- _WORK REQUEST_:
Select, from the data, each line where "software" occurs.

- _Page and application data records_:
-------------------------

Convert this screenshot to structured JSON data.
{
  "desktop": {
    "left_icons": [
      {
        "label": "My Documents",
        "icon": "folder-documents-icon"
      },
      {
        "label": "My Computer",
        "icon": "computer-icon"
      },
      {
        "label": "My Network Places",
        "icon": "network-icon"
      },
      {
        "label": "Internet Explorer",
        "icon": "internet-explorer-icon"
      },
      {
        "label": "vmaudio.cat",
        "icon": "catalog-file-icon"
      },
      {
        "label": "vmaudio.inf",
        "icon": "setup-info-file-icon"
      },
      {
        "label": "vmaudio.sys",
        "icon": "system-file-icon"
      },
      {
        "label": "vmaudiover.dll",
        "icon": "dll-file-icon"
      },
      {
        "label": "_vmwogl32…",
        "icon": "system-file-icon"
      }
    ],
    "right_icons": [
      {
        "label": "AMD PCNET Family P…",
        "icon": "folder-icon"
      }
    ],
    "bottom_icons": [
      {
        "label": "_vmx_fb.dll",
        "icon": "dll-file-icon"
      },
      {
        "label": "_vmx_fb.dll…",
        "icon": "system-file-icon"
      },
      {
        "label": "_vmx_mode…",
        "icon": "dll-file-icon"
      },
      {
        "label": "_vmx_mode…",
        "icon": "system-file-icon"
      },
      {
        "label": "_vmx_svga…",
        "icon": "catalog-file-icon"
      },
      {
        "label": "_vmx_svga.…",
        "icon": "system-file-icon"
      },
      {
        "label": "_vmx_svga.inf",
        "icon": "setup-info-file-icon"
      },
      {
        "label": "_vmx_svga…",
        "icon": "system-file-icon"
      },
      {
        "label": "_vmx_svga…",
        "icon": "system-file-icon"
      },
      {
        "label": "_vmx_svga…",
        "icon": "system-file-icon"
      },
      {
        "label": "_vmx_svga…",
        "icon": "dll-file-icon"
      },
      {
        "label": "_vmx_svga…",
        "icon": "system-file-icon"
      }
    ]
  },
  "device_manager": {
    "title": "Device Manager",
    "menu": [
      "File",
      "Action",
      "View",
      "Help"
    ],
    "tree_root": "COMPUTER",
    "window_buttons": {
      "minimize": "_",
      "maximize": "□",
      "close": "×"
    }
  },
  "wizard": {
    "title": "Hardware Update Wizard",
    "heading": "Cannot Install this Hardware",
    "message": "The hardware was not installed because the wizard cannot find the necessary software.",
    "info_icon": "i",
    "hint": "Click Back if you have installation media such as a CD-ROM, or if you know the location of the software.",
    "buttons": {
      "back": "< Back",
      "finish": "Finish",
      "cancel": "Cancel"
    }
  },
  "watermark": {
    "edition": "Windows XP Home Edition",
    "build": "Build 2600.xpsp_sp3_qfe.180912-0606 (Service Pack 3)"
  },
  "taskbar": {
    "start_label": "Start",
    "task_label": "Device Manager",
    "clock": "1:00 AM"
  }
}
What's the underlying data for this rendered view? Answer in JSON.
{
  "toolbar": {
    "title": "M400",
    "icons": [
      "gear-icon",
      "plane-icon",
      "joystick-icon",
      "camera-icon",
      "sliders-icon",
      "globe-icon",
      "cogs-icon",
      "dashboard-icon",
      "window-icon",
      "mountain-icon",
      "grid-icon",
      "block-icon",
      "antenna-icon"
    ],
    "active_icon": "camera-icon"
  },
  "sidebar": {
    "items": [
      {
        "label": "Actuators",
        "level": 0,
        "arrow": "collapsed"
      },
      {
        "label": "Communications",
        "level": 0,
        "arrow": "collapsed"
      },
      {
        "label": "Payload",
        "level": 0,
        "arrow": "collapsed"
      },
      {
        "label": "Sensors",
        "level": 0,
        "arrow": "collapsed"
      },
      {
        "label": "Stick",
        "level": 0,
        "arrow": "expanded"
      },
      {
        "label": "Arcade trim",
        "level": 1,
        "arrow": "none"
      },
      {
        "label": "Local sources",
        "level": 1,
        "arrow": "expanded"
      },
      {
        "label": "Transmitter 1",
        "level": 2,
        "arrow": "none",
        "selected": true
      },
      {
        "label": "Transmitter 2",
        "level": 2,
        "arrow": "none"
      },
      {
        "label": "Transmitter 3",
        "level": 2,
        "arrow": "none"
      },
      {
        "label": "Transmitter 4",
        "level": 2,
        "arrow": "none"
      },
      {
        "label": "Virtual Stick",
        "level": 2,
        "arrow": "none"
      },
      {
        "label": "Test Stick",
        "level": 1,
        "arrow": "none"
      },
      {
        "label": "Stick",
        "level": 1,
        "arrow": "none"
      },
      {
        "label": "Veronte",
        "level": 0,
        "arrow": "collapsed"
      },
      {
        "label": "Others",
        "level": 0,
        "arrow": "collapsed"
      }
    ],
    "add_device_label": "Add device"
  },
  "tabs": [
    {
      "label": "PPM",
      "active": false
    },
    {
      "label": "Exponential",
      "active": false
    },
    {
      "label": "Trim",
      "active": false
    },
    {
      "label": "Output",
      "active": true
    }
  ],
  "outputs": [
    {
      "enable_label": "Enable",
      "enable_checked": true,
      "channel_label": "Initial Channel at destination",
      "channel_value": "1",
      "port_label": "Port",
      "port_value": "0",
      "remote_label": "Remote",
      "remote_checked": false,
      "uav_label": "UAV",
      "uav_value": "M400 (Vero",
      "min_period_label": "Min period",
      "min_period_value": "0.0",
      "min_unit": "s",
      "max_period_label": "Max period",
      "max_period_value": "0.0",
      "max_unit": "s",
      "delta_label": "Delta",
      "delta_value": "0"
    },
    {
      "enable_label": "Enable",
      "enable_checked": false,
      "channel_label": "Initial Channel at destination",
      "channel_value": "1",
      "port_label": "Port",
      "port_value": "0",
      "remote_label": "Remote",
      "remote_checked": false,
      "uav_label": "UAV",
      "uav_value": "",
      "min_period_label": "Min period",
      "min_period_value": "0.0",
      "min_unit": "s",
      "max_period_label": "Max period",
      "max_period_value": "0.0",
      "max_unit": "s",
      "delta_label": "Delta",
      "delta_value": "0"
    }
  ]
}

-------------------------

- _TASK RESULT_:
    "message": "The hardware was not installed because the wizard cannot find the necessary software.",
    "hint": "Click Back if you have installation media such as a CD-ROM, or if you know the location of the software.",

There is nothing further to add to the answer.